Indeed there appears to be a deep gulf between Harvard University’s professed values and the public’s perception of them. To Californian farmers — or to the Australian Aboriginal peoples whose burial grounds Harvard reportedly destroyed to build a cotton plantation in 2015 — Harvard University stands for excellence in nothing so much as greed and exploitation.

Harvard’s report has gone some way toward addressing the university’s history as a founding member of the structures that have led to the exploitation of millions of people, to environmental destruction, to a new economic order — in short, as a founding member of the world in which we live today. But no amount of monuments, promises, or exchange programs will by themselves make an iota of difference. Harvard can never remedy the atrocities it committed to become the world’s richest university. Having looked back to its past, all that Harvard can do now is come back to the present, take stock of its actions, and act accordingly. The first and best thing the university can do to atone for its past of exploitation and profiteering is simply to renounce its present-day exploitation and profiteering. Barring that, it is all little more than self-righteous grandstanding.

Franco Paz is a PhD candidate in the History department at Harvard University. He worked as a researcher for the Committee on Harvard & the Legacy of Slavery. 

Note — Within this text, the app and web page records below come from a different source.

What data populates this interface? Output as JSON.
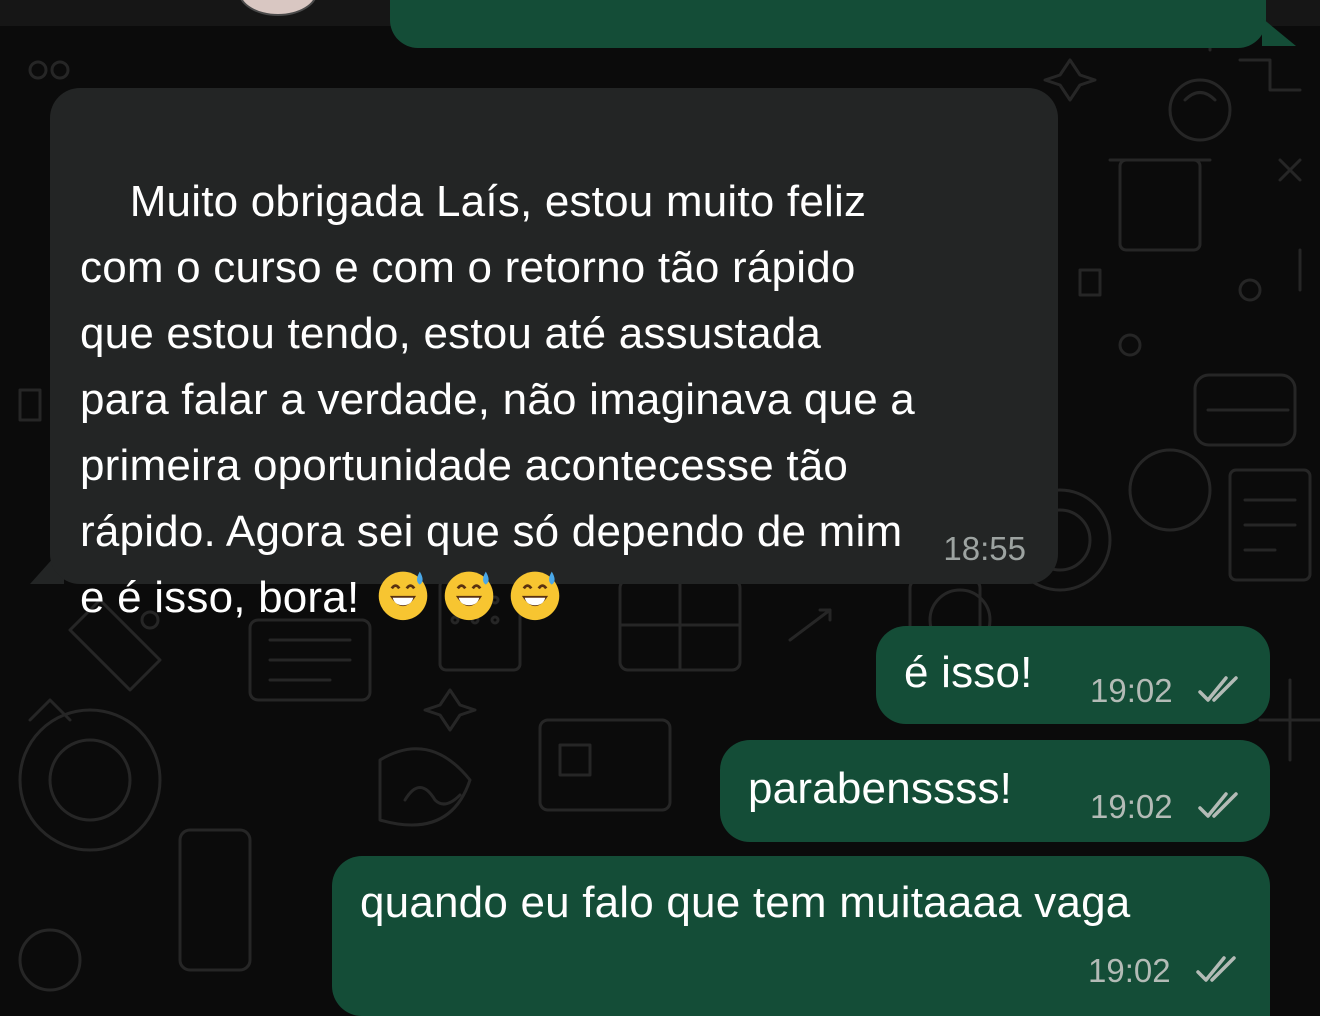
{
  "messages": [
    {
      "direction": "incoming",
      "text": "Muito obrigada Laís, estou muito feliz\ncom o curso e com o retorno tão rápido\nque estou tendo, estou até assustada\npara falar a verdade, não imaginava que a\nprimeira oportunidade acontecesse tão\nrápido. Agora sei que só dependo de mim\ne é isso, bora!",
      "emoji": [
        "grinning-face-with-sweat-icon",
        "grinning-face-with-sweat-icon",
        "grinning-face-with-sweat-icon"
      ],
      "time": "18:55"
    },
    {
      "direction": "outgoing",
      "text": "é isso!",
      "time": "19:02",
      "status": "read"
    },
    {
      "direction": "outgoing",
      "text": "parabenssss!",
      "time": "19:02",
      "status": "read"
    },
    {
      "direction": "outgoing",
      "text": "quando eu falo que tem muitaaaa vaga",
      "time": "19:02",
      "status": "read"
    }
  ],
  "colors": {
    "incoming_bubble": "#232525",
    "outgoing_bubble": "#144d37",
    "background": "#0b0b0b",
    "read_ticks": "#b3bbb6"
  }
}
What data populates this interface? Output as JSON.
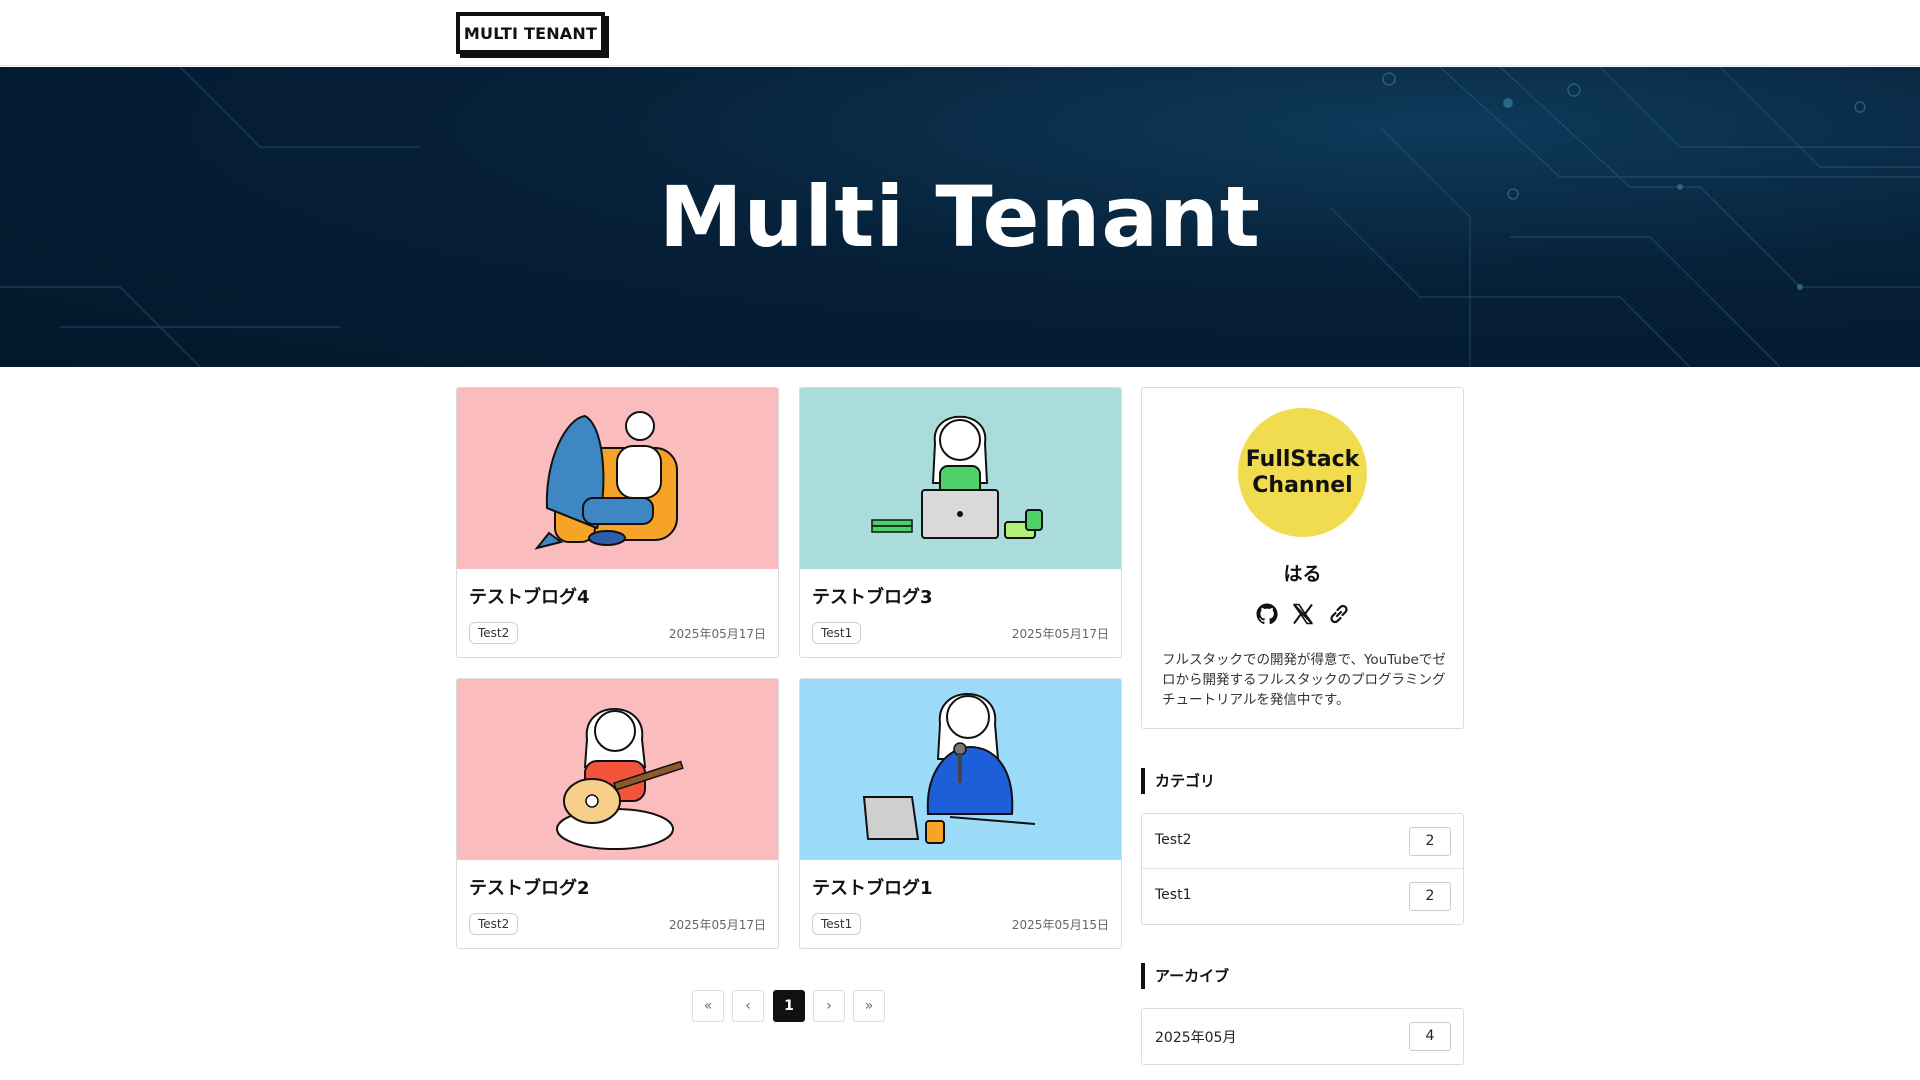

Franco Paz is a PhD candidate in the History department at Harvard University. He worked as a researcher for the Committee on Harvard & the Legacy of Slavery. You can find him on Twitter and reach...